_PROBLEM REQUIREMENTS_. Write out every entry again exactly as it stands.

==========

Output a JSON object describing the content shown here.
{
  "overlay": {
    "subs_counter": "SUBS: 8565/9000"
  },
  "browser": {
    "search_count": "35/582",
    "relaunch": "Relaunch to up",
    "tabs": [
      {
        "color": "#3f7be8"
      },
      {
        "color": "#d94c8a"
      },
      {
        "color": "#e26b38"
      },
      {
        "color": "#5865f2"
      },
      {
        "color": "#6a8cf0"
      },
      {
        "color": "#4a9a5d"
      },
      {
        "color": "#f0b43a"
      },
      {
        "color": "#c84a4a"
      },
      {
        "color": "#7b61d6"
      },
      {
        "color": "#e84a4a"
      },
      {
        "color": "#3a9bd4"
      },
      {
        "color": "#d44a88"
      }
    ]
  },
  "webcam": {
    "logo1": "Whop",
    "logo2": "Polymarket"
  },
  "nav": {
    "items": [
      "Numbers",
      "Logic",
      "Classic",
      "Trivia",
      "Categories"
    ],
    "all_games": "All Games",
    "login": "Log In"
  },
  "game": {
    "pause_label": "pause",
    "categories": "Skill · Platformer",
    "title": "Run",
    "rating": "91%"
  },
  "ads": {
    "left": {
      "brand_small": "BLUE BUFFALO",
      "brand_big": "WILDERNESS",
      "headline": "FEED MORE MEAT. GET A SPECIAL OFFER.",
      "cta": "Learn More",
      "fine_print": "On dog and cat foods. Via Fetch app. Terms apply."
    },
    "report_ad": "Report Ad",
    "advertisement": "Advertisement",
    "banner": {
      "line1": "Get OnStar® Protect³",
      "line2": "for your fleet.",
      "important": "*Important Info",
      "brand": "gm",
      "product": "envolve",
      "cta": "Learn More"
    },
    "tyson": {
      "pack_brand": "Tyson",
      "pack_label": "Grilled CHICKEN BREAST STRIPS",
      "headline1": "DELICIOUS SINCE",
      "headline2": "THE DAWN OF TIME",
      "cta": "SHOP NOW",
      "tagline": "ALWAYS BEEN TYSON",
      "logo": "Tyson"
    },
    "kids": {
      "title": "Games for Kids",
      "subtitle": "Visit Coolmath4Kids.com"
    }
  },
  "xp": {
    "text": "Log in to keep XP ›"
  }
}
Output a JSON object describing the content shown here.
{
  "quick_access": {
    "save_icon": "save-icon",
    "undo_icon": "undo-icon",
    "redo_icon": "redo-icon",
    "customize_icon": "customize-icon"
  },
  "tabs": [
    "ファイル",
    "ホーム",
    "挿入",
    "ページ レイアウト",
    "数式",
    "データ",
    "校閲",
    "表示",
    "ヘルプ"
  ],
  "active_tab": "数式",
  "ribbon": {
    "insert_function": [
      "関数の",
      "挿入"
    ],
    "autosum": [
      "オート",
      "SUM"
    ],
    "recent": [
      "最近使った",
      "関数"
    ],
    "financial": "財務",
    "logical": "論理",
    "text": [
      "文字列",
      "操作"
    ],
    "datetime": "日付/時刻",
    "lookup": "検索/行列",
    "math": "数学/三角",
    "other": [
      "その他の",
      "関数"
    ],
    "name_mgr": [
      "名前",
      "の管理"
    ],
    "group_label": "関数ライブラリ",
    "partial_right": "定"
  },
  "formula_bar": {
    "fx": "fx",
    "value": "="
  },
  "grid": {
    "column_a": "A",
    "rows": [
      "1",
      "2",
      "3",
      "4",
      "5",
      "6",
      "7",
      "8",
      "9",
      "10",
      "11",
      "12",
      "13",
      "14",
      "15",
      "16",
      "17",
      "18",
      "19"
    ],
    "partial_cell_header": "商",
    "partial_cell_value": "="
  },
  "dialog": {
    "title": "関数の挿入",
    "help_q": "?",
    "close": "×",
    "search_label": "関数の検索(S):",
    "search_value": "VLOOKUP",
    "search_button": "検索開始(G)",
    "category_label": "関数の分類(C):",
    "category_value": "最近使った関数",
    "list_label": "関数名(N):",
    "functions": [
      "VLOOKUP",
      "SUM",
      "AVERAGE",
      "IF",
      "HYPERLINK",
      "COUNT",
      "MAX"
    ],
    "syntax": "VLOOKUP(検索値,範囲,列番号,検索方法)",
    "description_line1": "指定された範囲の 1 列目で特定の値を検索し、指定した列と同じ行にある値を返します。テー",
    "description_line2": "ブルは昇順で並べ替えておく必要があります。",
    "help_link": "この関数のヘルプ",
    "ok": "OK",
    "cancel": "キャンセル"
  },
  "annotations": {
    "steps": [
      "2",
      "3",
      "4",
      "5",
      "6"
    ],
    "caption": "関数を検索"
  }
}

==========

_ANSWER AREA_.
Output a JSON object describing the content shown here.
{
  "overlay": {
    "subs_counter": "SUBS: 8565/9000"
  },
  "browser": {
    "search_count": "35/582",
    "relaunch": "Relaunch to up",
    "tabs": [
      {
        "color": "#3f7be8"
      },
      {
        "color": "#d94c8a"
      },
      {
        "color": "#e26b38"
      },
      {
        "color": "#5865f2"
      },
      {
        "color": "#6a8cf0"
      },
      {
        "color": "#4a9a5d"
      },
      {
        "color": "#f0b43a"
      },
      {
        "color": "#c84a4a"
      },
      {
        "color": "#7b61d6"
      },
      {
        "color": "#e84a4a"
      },
      {
        "color": "#3a9bd4"
      },
      {
        "color": "#d44a88"
      }
    ]
  },
  "webcam": {
    "logo1": "Whop",
    "logo2": "Polymarket"
  },
  "nav": {
    "items": [
      "Numbers",
      "Logic",
      "Classic",
      "Trivia",
      "Categories"
    ],
    "all_games": "All Games",
    "login": "Log In"
  },
  "game": {
    "pause_label": "pause",
    "categories": "Skill · Platformer",
    "title": "Run",
    "rating": "91%"
  },
  "ads": {
    "left": {
      "brand_small": "BLUE BUFFALO",
      "brand_big": "WILDERNESS",
      "headline": "FEED MORE MEAT. GET A SPECIAL OFFER.",
      "cta": "Learn More",
      "fine_print": "On dog and cat foods. Via Fetch app. Terms apply."
    },
    "report_ad": "Report Ad",
    "advertisement": "Advertisement",
    "banner": {
      "line1": "Get OnStar® Protect³",
      "line2": "for your fleet.",
      "important": "*Important Info",
      "brand": "gm",
      "product": "envolve",
      "cta": "Learn More"
    },
    "tyson": {
      "pack_brand": "Tyson",
      "pack_label": "Grilled CHICKEN BREAST STRIPS",
      "headline1": "DELICIOUS SINCE",
      "headline2": "THE DAWN OF TIME",
      "cta": "SHOP NOW",
      "tagline": "ALWAYS BEEN TYSON",
      "logo": "Tyson"
    },
    "kids": {
      "title": "Games for Kids",
      "subtitle": "Visit Coolmath4Kids.com"
    }
  },
  "xp": {
    "text": "Log in to keep XP ›"
  }
}
Output a JSON object describing the content shown here.
{
  "quick_access": {
    "save_icon": "save-icon",
    "undo_icon": "undo-icon",
    "redo_icon": "redo-icon",
    "customize_icon": "customize-icon"
  },
  "tabs": [
    "ファイル",
    "ホーム",
    "挿入",
    "ページ レイアウト",
    "数式",
    "データ",
    "校閲",
    "表示",
    "ヘルプ"
  ],
  "active_tab": "数式",
  "ribbon": {
    "insert_function": [
      "関数の",
      "挿入"
    ],
    "autosum": [
      "オート",
      "SUM"
    ],
    "recent": [
      "最近使った",
      "関数"
    ],
    "financial": "財務",
    "logical": "論理",
    "text": [
      "文字列",
      "操作"
    ],
    "datetime": "日付/時刻",
    "lookup": "検索/行列",
    "math": "数学/三角",
    "other": [
      "その他の",
      "関数"
    ],
    "name_mgr": [
      "名前",
      "の管理"
    ],
    "group_label": "関数ライブラリ",
    "partial_right": "定"
  },
  "formula_bar": {
    "fx": "fx",
    "value": "="
  },
  "grid": {
    "column_a": "A",
    "rows": [
      "1",
      "2",
      "3",
      "4",
      "5",
      "6",
      "7",
      "8",
      "9",
      "10",
      "11",
      "12",
      "13",
      "14",
      "15",
      "16",
      "17",
      "18",
      "19"
    ],
    "partial_cell_header": "商",
    "partial_cell_value": "="
  },
  "dialog": {
    "title": "関数の挿入",
    "help_q": "?",
    "close": "×",
    "search_label": "関数の検索(S):",
    "search_value": "VLOOKUP",
    "search_button": "検索開始(G)",
    "category_label": "関数の分類(C):",
    "category_value": "最近使った関数",
    "list_label": "関数名(N):",
    "functions": [
      "VLOOKUP",
      "SUM",
      "AVERAGE",
      "IF",
      "HYPERLINK",
      "COUNT",
      "MAX"
    ],
    "syntax": "VLOOKUP(検索値,範囲,列番号,検索方法)",
    "description_line1": "指定された範囲の 1 列目で特定の値を検索し、指定した列と同じ行にある値を返します。テー",
    "description_line2": "ブルは昇順で並べ替えておく必要があります。",
    "help_link": "この関数のヘルプ",
    "ok": "OK",
    "cancel": "キャンセル"
  },
  "annotations": {
    "steps": [
      "2",
      "3",
      "4",
      "5",
      "6"
    ],
    "caption": "関数を検索"
  }
}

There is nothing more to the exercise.